For conservative investors, including those in and nearing retirement, highly reliable dividend stocks with a growth component are an excellent tool. That’s because these equities produce regular income and are likely to generate significant returns for investors through increases in their stock prices. They make for excellent top dividend stock picks.
Investors can use the proceeds that the dividends produce to either buy more shares of the stock, causing their eventual capital gains to increase, or to help support themselves.
As a result, dividend stocks for income and capital appreciation help conservative investors in multiple ways. Here are my three top dividend stock picks for these investors.

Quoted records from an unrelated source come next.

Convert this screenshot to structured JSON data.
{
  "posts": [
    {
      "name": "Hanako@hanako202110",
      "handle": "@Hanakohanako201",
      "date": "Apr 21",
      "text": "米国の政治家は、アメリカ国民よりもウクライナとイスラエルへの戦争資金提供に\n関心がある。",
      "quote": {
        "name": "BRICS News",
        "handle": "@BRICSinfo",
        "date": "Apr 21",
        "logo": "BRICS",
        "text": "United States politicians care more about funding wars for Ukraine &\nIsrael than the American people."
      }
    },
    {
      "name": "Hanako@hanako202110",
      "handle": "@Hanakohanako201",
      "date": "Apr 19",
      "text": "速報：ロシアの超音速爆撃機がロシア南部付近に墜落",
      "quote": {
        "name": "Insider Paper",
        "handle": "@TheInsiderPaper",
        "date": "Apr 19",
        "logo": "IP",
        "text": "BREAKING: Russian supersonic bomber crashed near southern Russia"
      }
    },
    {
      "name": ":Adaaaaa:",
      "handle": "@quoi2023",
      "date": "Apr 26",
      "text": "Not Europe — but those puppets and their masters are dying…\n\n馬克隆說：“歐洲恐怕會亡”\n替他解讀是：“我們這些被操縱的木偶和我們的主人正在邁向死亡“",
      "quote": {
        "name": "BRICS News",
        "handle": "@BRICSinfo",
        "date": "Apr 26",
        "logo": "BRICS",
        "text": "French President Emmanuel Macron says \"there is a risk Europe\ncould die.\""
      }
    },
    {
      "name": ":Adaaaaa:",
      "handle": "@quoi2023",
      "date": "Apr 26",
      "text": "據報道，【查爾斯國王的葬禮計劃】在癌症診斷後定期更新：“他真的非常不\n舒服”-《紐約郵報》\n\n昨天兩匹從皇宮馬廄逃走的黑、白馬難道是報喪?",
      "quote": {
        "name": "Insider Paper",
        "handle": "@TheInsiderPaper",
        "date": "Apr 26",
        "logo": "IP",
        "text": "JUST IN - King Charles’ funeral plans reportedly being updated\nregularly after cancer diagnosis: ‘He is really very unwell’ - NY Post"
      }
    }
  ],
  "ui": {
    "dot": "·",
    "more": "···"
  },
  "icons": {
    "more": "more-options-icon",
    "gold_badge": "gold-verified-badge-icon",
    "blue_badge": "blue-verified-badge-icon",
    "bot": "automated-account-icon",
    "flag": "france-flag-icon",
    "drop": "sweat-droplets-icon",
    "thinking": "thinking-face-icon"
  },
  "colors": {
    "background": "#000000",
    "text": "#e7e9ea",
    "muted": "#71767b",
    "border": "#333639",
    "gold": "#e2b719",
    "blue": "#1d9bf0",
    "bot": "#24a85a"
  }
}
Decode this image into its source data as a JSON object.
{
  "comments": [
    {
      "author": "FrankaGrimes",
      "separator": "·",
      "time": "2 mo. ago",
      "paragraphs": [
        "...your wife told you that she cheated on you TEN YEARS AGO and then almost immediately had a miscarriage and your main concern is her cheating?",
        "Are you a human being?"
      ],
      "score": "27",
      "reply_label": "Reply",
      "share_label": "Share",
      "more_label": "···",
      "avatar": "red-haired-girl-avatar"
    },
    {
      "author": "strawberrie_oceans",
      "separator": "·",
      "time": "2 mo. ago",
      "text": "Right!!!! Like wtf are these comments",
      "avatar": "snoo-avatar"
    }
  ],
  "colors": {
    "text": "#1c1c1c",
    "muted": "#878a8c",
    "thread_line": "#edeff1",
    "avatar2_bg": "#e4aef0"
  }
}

Caterpillar (NYSE:CAT), which has a dividend yield of 2.6%, recently reported powerful third-quarter results, as its revenue surged 12% versus the same period a year earlier to $16.8 billion, while its earnings per share jumped to $5.45 from $3.87. The company’s top and bottom lines came in well ahead of analysts’ average estimates.
And in the first three quarters of the year, CAT generated a very impressive operating cash flow of $8.9 billion.
As I had previously predicted, CAT benefited from strong demand for its products from miners and fossil fuel producers due to the energy transformation and high oil prices, respectively. Additionally, the company, in line with my expectations, got a lift from high government spending on infrastructure in the U.S. All of these positive catalysts should continue to boost the company’s financial results in the medium term.
The shares dropped in the wake of the results because its backlog fell. However, the latter situation was caused by technical factors, including improved supply chains, and the company’s backlog is higher than average compared to its revenue.
CAT has a meager forward price-earnings ratio of 11 times, solidifying it as one of my top dividend stock picks.
Like Caterpillar, IBM (NYSE:IBM), which has a dividend yield of 4.6%, reported excellent, better-than-expected Q3 results recently.
Specifically, IBM’s top line rose 4.6% year-over-year to $14.8 billion, while its free cash flow rose by $900 million versus Q3 of 2022 to $1.7 billion. IBM’s top and bottom lines came slightly ahead of analysts’ average estimates. At the same time, the tech giant provided 2023 free cash flow guidance of roughly $10.5 billion, above analysts’ average outlook of $9,9 billion.
“Our overall growth reflects our ability to help clients to leverage data and AI for competitive advantage, automate IT environments, and seamlessly integrate hybrid cloud solutions,” CEO Arvind Krishna said on the company’s earnings call.
Responding to IBM’s Q3 results, Canadian bank RBC Capital wrote, “The combination of software and consulting continues to drive improving margins and a more reliable recurring revenue base.” The bank kept an “outperform” rating on the shares.
In the future, IBM should continue to benefit from the strong adoption of its hybrid cloud approach and its new AI tool.
The shares have a low forward price-earnings ratio of 14.5 times.
GSK (NYSE:GSK) has a high dividend yield of 3.9% and reported strong Q3 results on Nov. 1, driven by strong demand for its new RSV vaccine.
The company’s revenue jumped 10% last quarter versus a year earlier, while its vaccine sales jumped an incredible 33% year-over-year. Moreover, its earnings per share, excluding certain items, soared 17% YOY.
And impressively, GSK increased its 2023 earnings per share growth guidance, excluding certain items, to 17%-20%, from its previous outlook of 14%-17%.
“Competitive performance was broadly based but benefitted particularly from the outstanding US
launch of Arexvy, the world’s first RSV vaccine,” CEO Emma Walmsley said in a statement.
Even before the company’s results and raised guidance were incorporated into analysts’ estimates, GSK had a meager forward price-earnings ratio of just 9.4 times.
From now on, GSK should get a lift from rising demand for Arexvy, its Jemperli cancer treatment, and its HIV treatments.
As of this writing, Larry Ramer did not hold (either directly or indirectly) any positions in the securities mentioned in this article. The opinions expressed in this article are those of the writer, subject to the InvestorPlace.com Publishing Guidelines.